In accordance with this demand of public opinion in California, Commissioner Parker suggested to the Department the propriety of restoring the Pala and San Pasqual reserves to the public domain, which was accordingly done by Executive order of February 17, 1871, and this last opportunity of furnishing these Indians with homes by substituting public lands in California for those in the title to which the Government had failed to protect them was lost. A resistance to the public demand in strict conformity with justice to the Indians would have enabled the Government then at slight cost to have made ample provision for the Mission Indians. Thus matters remained until in 1873 the Department, anticipating for all the Mission Indians what has lately happened to the Temecula band, called the attention of Congress most earnestly to the subject. The necessary appropriation asked for this purpose not being granted, attention was again called during the last session of Congress to the same subject, and an appropriation of $100,000 asked for the Indian service in California, by which great relief would have been brought to these Indians; but that estimate was reduced in the bill to the usual amount granted for the other Indians of that State, leaving but a small amount which could in any case be used for the Mission Indians.

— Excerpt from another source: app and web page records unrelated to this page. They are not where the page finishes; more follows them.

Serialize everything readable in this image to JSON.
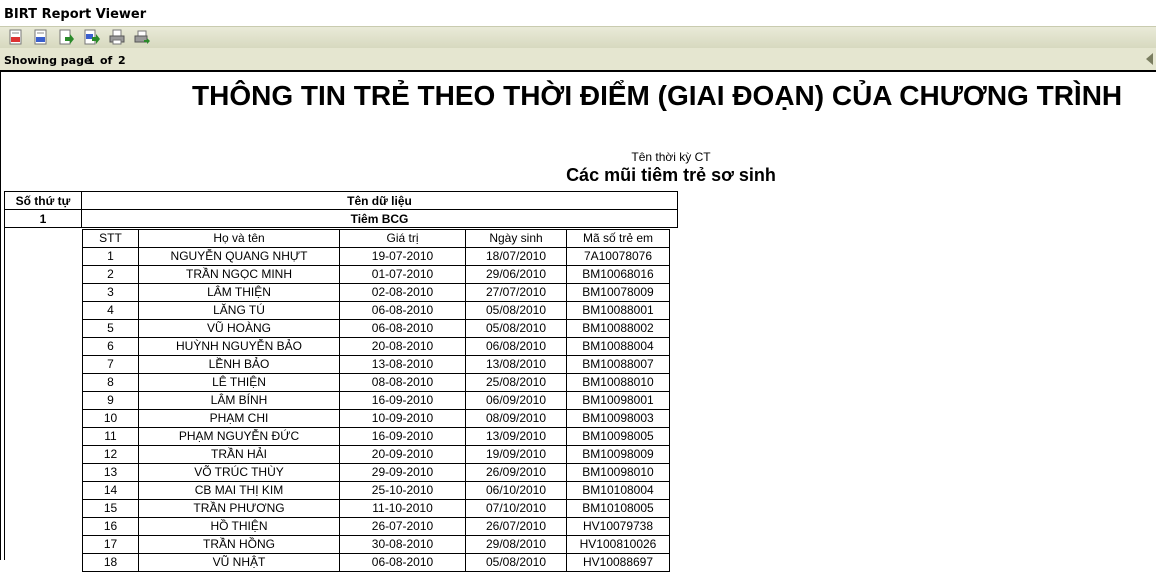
{
  "app": {
    "title": "BIRT Report Viewer"
  },
  "toolbar": {
    "icons": [
      "toc-icon",
      "parameters-icon",
      "export-data-icon",
      "export-report-icon",
      "print-icon",
      "print-server-icon"
    ]
  },
  "pager": {
    "label": "Showing page",
    "current": "1",
    "of_label": "of",
    "total": "2"
  },
  "report": {
    "title": "THÔNG TIN TRẺ THEO THỜI ĐIỂM (GIAI ĐOẠN) CỦA CHƯƠNG TRÌNH",
    "period_label": "Tên thời kỳ CT",
    "period_value": "Các mũi tiêm trẻ sơ sinh",
    "outer_headers": {
      "index": "Số thứ tự",
      "data_name": "Tên dữ liệu"
    },
    "group": {
      "index": "1",
      "name": "Tiêm BCG"
    },
    "inner_headers": [
      "STT",
      "Họ và tên",
      "Giá trị",
      "Ngày sinh",
      "Mã số trẻ em"
    ],
    "rows": [
      [
        "1",
        "NGUYỄN QUANG NHỰT",
        "19-07-2010",
        "18/07/2010",
        "7A10078076"
      ],
      [
        "2",
        "TRẦN NGỌC MINH",
        "01-07-2010",
        "29/06/2010",
        "BM10068016"
      ],
      [
        "3",
        "LÂM THIỆN",
        "02-08-2010",
        "27/07/2010",
        "BM10078009"
      ],
      [
        "4",
        "LĂNG TÚ",
        "06-08-2010",
        "05/08/2010",
        "BM10088001"
      ],
      [
        "5",
        "VŨ HOÀNG",
        "06-08-2010",
        "05/08/2010",
        "BM10088002"
      ],
      [
        "6",
        "HUỲNH NGUYỄN BẢO",
        "20-08-2010",
        "06/08/2010",
        "BM10088004"
      ],
      [
        "7",
        "LỀNH BẢO",
        "13-08-2010",
        "13/08/2010",
        "BM10088007"
      ],
      [
        "8",
        "LÊ THIỆN",
        "08-08-2010",
        "25/08/2010",
        "BM10088010"
      ],
      [
        "9",
        "LÂM BÍNH",
        "16-09-2010",
        "06/09/2010",
        "BM10098001"
      ],
      [
        "10",
        "PHẠM CHI",
        "10-09-2010",
        "08/09/2010",
        "BM10098003"
      ],
      [
        "11",
        "PHẠM NGUYỄN ĐỨC",
        "16-09-2010",
        "13/09/2010",
        "BM10098005"
      ],
      [
        "12",
        "TRẦN HẢI",
        "20-09-2010",
        "19/09/2010",
        "BM10098009"
      ],
      [
        "13",
        "VÕ TRÚC THÙY",
        "29-09-2010",
        "26/09/2010",
        "BM10098010"
      ],
      [
        "14",
        "CB  MAI THỊ KIM",
        "25-10-2010",
        "06/10/2010",
        "BM10108004"
      ],
      [
        "15",
        "TRẦN PHƯƠNG",
        "11-10-2010",
        "07/10/2010",
        "BM10108005"
      ],
      [
        "16",
        "HỒ THIỆN",
        "26-07-2010",
        "26/07/2010",
        "HV10079738"
      ],
      [
        "17",
        "TRẦN HỒNG",
        "30-08-2010",
        "29/08/2010",
        "HV100810026"
      ],
      [
        "18",
        "VŨ NHẬT",
        "06-08-2010",
        "05/08/2010",
        "HV10088697"
      ]
    ]
  }
}
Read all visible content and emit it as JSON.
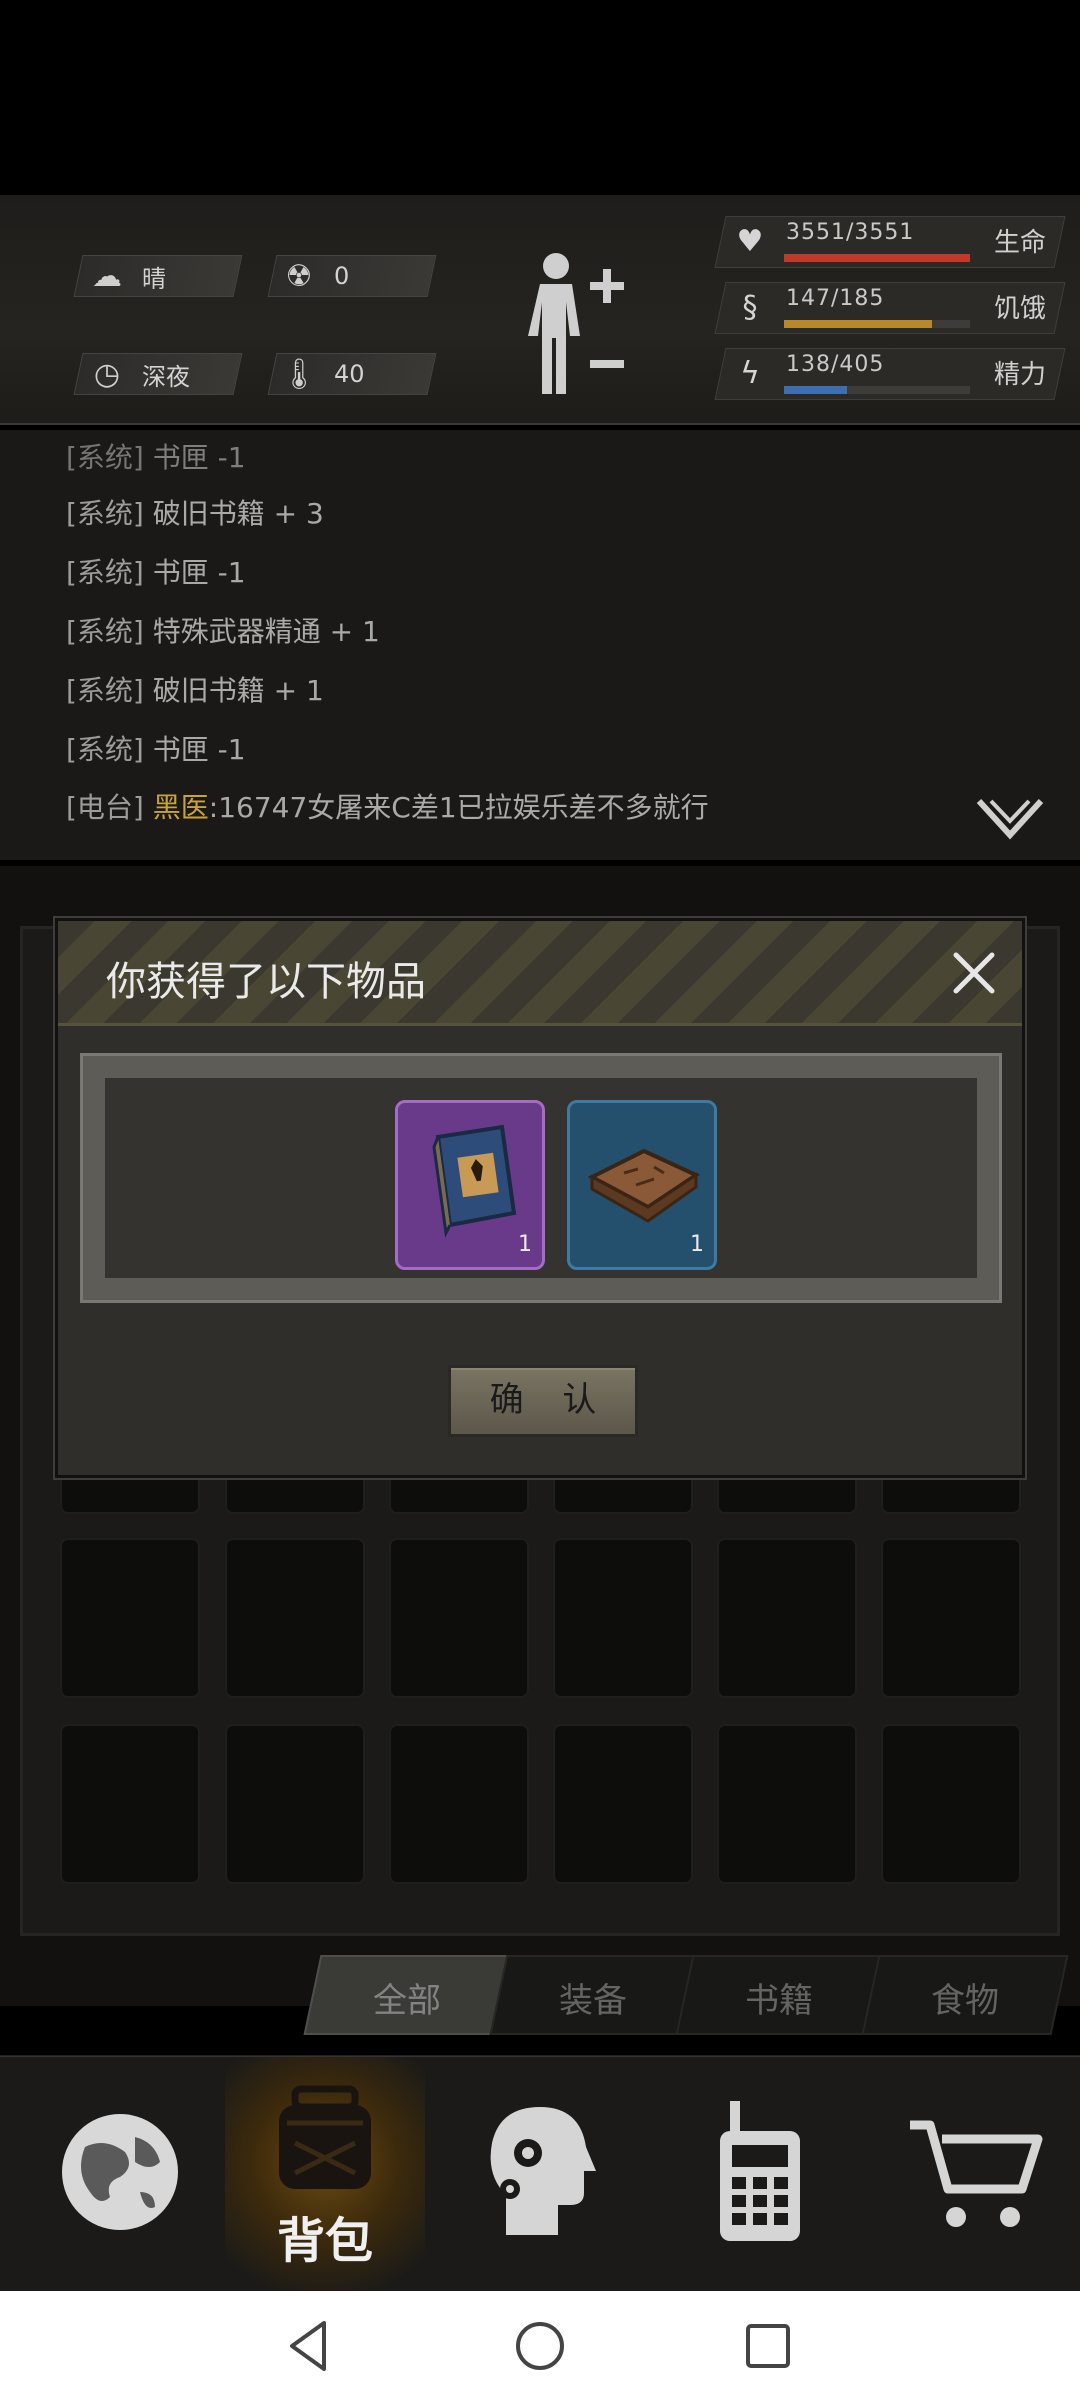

In my judgment, the best method of meeting the necessities of these Indians will be to secure to them by withdrawal from sale all the public lands upon which they are now living. Under directions from the Office, the agent has employed a surveyor to indicate such boundaries as will enable the President to issue an Executive order making the proper withdrawal. This course, however, will provide for but very few of the Indians, from the fact that nearly all of the arable lands in that section of the country have been sought for and are covered by Mexican land-grants or entries in the United States Land-Office. For the remainder, it will be necessary to purchase small tracts of land at different points upon which the Indians may locate permanent homes, and where they will be in the vicinity of the planters and ranch-men, who will give them profitable employment as laborers. For the purchase of these tracts and of the improvements which may be found within other tracts desirable for small reservations, an appropriation of not less than $150,000 will be required, and I respectfully suggest that the attention of Congress be again called to the importance of this subject.